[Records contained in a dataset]
--- START ---
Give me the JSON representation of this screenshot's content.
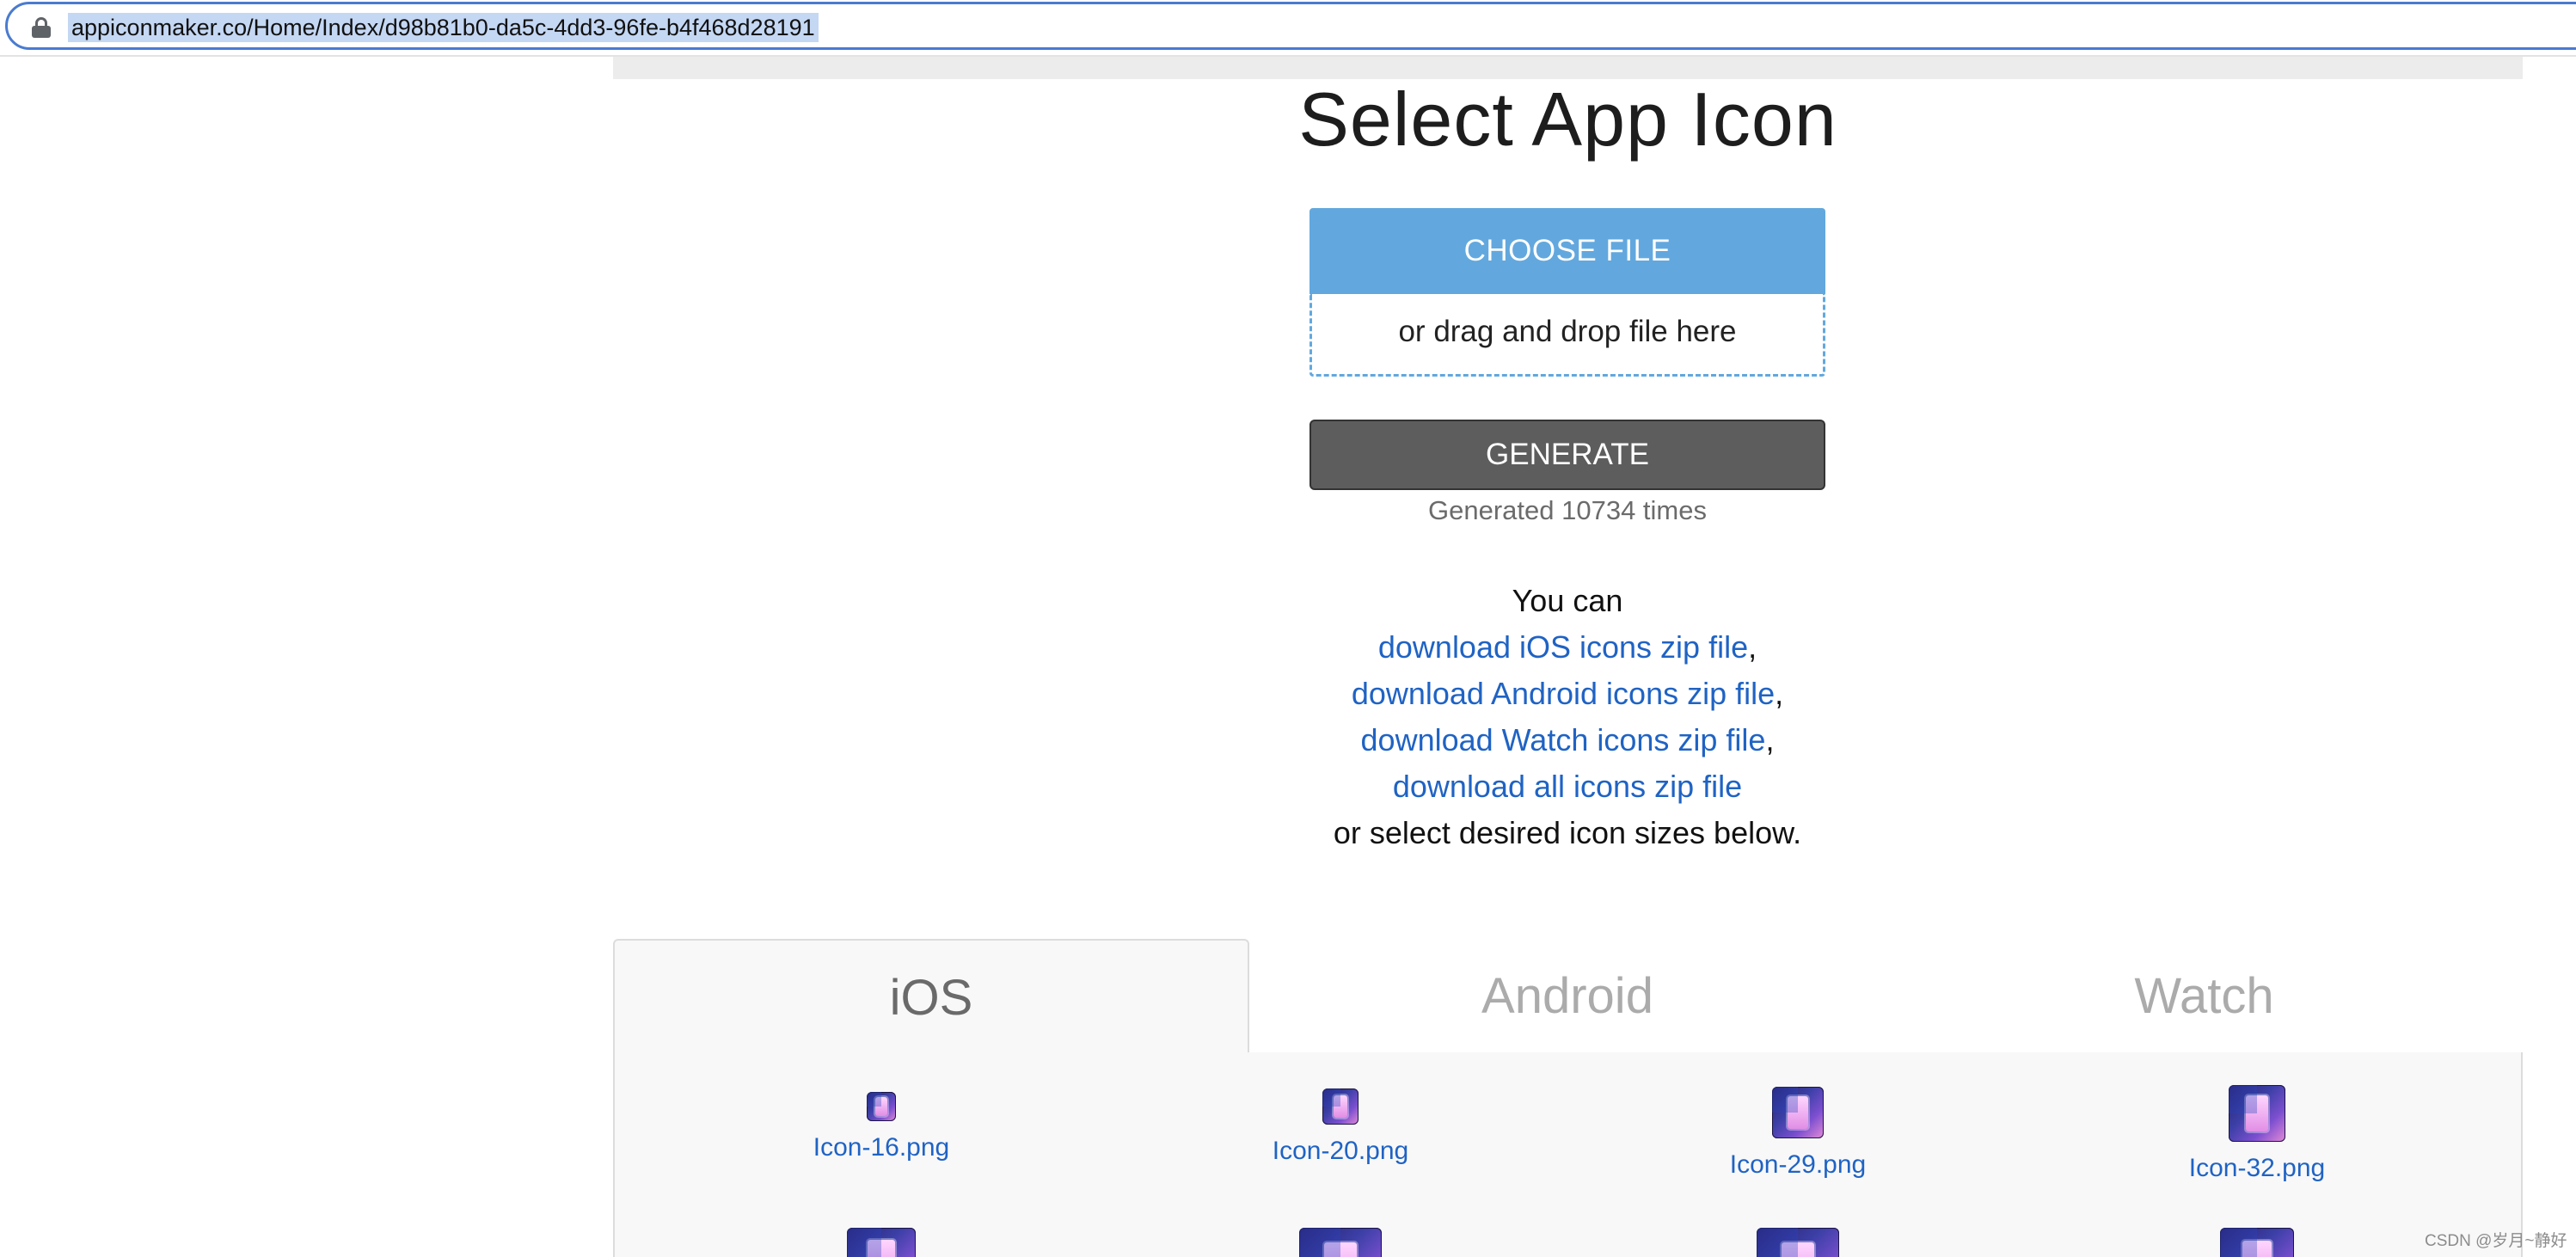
{
  "browser": {
    "url": "appiconmaker.co/Home/Index/d98b81b0-da5c-4dd3-96fe-b4f468d28191"
  },
  "page": {
    "title": "Select App Icon",
    "choose_file_label": "CHOOSE FILE",
    "drop_hint": "or drag and drop file here",
    "generate_label": "GENERATE",
    "generated_count": "Generated 10734 times",
    "you_can": "You can",
    "links": {
      "ios": "download iOS icons zip file",
      "android": "download Android icons zip file",
      "watch": "download Watch icons zip file",
      "all": "download all icons zip file"
    },
    "select_below": "or select desired icon sizes below."
  },
  "tabs": [
    {
      "label": "iOS",
      "active": true
    },
    {
      "label": "Android",
      "active": false
    },
    {
      "label": "Watch",
      "active": false
    }
  ],
  "icons": [
    {
      "label": "Icon-16.png"
    },
    {
      "label": "Icon-20.png"
    },
    {
      "label": "Icon-29.png"
    },
    {
      "label": "Icon-32.png"
    }
  ],
  "watermark": "CSDN @岁月~静好",
  "colors": {
    "accent_blue": "#62a8de",
    "link_blue": "#1f63c4",
    "generate_gray": "#5d5d5d"
  }
}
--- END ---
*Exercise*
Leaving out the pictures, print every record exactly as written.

*Exercise response*
Give me the JSON representation of this screenshot's content.
{
  "browser": {
    "url": "appiconmaker.co/Home/Index/d98b81b0-da5c-4dd3-96fe-b4f468d28191"
  },
  "page": {
    "title": "Select App Icon",
    "choose_file_label": "CHOOSE FILE",
    "drop_hint": "or drag and drop file here",
    "generate_label": "GENERATE",
    "generated_count": "Generated 10734 times",
    "you_can": "You can",
    "links": {
      "ios": "download iOS icons zip file",
      "android": "download Android icons zip file",
      "watch": "download Watch icons zip file",
      "all": "download all icons zip file"
    },
    "select_below": "or select desired icon sizes below."
  },
  "tabs": [
    {
      "label": "iOS",
      "active": true
    },
    {
      "label": "Android",
      "active": false
    },
    {
      "label": "Watch",
      "active": false
    }
  ],
  "icons": [
    {
      "label": "Icon-16.png"
    },
    {
      "label": "Icon-20.png"
    },
    {
      "label": "Icon-29.png"
    },
    {
      "label": "Icon-32.png"
    }
  ],
  "watermark": "CSDN @岁月~静好",
  "colors": {
    "accent_blue": "#62a8de",
    "link_blue": "#1f63c4",
    "generate_gray": "#5d5d5d"
  }
}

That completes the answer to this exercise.